EXERCISE DIRECTIONS
Each line of the data below containing "level" needs to be listed.

....

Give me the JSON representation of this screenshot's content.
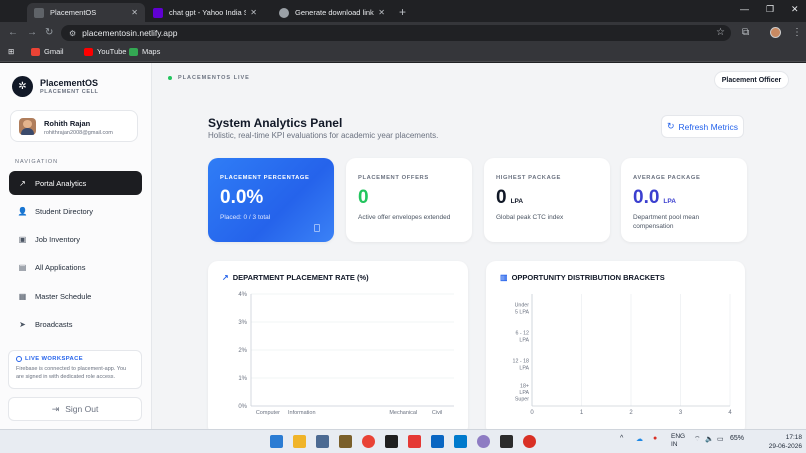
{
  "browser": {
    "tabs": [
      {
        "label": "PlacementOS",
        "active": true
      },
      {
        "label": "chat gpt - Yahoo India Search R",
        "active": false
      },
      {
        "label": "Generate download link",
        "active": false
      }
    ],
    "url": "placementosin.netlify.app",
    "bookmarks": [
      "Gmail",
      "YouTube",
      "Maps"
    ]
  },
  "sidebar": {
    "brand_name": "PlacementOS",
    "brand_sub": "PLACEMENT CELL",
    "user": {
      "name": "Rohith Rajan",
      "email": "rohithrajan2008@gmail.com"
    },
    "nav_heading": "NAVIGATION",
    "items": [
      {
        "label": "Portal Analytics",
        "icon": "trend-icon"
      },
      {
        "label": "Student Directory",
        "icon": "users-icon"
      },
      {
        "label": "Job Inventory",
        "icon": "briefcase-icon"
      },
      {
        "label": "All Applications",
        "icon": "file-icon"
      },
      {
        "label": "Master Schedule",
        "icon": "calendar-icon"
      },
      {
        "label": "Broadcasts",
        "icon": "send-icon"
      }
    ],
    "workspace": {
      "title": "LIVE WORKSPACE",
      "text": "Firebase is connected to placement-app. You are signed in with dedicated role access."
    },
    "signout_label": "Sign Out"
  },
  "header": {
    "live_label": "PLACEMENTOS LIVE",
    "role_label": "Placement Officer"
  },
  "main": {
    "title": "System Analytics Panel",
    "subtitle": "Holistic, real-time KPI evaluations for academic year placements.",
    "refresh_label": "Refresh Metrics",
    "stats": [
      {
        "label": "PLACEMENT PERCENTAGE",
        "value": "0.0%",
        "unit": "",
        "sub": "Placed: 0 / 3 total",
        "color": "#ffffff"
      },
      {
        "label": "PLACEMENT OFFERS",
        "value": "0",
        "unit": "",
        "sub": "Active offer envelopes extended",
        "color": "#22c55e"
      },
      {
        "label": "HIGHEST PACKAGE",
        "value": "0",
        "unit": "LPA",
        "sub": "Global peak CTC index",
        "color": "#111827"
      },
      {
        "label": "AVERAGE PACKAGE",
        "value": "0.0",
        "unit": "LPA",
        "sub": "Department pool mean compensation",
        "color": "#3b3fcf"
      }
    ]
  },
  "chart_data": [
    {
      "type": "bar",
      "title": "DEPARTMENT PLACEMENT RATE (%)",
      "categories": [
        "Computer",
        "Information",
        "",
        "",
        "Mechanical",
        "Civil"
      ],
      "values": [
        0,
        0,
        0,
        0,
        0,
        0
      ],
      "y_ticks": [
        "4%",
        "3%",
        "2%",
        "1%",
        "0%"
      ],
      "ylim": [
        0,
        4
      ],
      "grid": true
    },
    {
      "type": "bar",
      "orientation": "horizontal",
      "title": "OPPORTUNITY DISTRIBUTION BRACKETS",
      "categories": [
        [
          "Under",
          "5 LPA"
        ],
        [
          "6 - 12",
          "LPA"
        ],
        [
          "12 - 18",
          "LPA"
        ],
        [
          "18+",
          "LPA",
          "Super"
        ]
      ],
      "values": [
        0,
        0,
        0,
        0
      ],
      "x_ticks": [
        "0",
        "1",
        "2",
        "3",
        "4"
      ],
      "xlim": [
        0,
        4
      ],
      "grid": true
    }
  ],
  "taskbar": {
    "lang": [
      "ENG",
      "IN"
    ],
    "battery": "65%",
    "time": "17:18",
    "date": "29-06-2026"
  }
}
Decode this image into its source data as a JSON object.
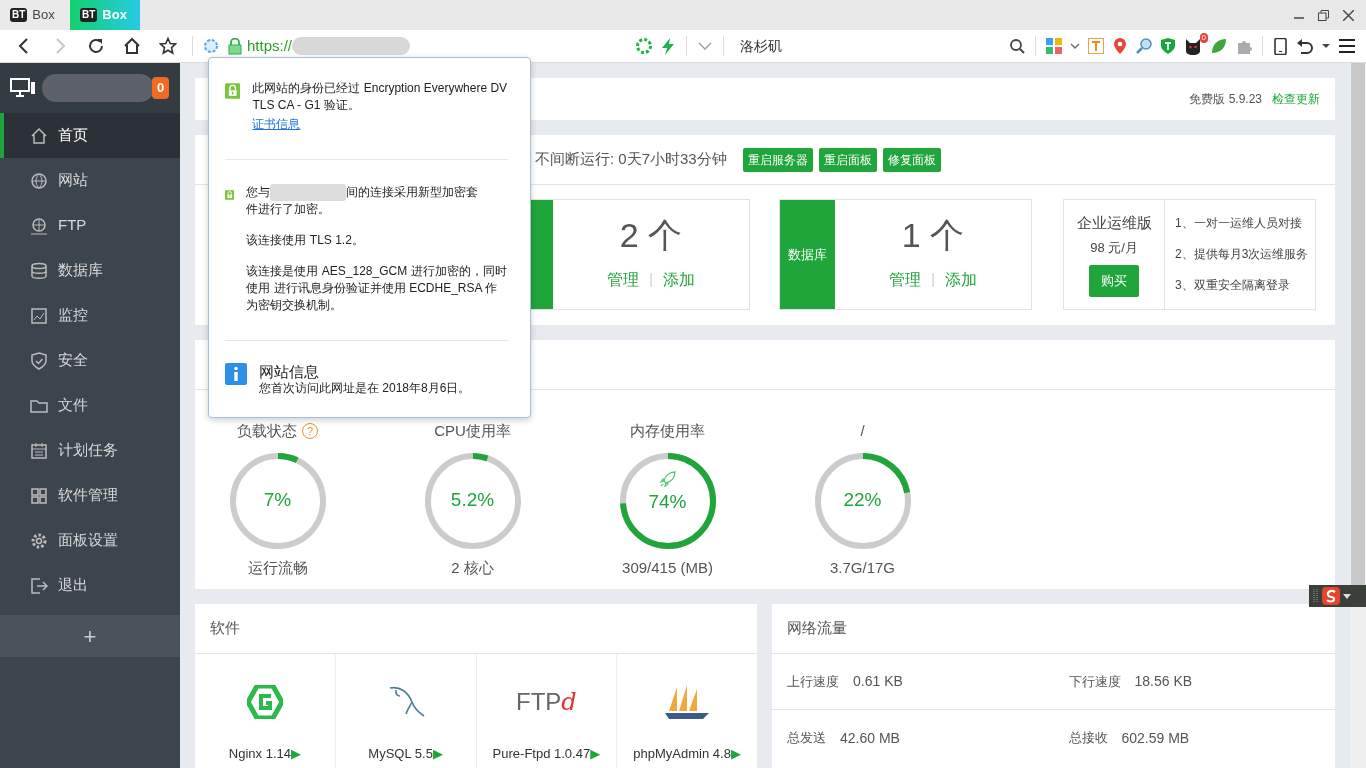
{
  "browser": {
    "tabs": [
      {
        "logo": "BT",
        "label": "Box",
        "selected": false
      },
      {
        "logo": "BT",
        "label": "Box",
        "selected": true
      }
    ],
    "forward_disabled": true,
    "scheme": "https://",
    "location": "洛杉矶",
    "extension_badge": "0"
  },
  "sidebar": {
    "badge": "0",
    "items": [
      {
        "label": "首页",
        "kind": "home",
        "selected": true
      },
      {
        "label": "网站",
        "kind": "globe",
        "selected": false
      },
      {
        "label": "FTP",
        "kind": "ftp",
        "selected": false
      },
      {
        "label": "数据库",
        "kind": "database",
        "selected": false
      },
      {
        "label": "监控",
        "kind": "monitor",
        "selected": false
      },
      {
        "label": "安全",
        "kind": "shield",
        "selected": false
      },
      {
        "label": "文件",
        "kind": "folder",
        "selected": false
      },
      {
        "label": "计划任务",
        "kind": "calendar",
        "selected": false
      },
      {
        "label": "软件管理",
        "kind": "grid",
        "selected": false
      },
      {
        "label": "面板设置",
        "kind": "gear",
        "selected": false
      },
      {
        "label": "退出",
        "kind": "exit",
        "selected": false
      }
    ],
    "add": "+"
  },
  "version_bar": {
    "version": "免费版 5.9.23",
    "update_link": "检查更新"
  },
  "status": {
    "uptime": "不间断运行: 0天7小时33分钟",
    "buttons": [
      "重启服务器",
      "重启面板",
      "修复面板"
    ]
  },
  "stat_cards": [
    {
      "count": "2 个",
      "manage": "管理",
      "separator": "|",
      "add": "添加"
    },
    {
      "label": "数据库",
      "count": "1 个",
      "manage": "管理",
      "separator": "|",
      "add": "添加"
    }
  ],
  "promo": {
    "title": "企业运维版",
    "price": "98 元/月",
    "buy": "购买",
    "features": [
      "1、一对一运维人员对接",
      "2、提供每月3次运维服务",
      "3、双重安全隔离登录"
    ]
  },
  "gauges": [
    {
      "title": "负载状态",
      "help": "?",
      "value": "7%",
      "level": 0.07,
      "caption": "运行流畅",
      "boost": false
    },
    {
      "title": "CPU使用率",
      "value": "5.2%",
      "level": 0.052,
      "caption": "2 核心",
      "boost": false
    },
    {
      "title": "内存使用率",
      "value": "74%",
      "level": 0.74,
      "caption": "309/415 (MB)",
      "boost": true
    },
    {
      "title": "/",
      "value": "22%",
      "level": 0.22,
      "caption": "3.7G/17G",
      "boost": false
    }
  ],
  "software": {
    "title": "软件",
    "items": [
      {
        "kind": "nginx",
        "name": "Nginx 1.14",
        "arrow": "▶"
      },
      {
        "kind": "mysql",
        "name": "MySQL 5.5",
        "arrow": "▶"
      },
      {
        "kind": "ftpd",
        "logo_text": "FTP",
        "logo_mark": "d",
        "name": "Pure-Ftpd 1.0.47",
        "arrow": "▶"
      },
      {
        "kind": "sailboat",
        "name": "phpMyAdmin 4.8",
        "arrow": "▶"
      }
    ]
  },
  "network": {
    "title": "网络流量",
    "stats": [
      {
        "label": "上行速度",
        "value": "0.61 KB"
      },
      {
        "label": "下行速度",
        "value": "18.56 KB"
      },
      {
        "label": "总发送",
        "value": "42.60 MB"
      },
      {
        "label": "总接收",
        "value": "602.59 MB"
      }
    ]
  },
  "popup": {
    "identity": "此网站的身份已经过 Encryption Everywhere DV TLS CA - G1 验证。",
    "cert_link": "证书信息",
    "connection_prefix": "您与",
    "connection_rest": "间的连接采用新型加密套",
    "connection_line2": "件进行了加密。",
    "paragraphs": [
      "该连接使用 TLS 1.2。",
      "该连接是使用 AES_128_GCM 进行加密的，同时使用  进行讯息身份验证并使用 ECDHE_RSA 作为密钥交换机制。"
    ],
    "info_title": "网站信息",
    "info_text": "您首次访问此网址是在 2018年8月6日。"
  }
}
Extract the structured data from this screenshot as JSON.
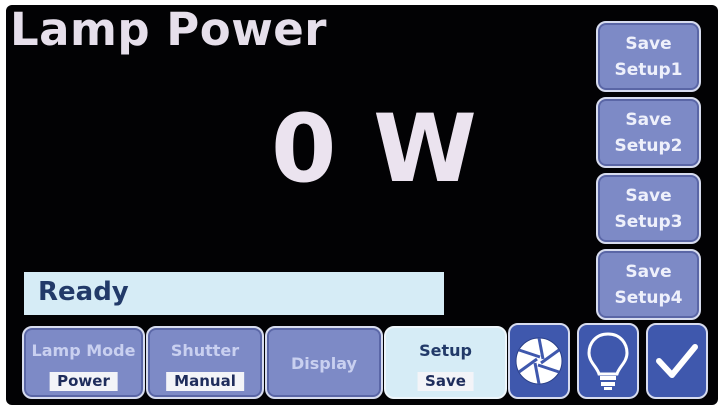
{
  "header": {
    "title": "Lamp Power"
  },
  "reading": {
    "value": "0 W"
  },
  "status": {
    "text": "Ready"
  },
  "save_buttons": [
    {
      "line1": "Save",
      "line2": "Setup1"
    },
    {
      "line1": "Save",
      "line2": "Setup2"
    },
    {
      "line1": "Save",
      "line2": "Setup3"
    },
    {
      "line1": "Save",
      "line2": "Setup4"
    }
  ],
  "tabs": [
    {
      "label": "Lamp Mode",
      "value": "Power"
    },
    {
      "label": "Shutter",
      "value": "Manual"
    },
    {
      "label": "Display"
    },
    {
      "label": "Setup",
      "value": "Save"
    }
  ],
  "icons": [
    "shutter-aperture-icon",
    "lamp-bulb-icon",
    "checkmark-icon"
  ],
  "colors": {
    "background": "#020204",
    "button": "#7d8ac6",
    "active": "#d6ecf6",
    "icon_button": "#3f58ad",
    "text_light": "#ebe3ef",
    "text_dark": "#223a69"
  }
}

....

THE COMPLETED TASK
      "level": 0.07,
      "level": 0.052,
      "level": 0.74,
      "level": 0.22,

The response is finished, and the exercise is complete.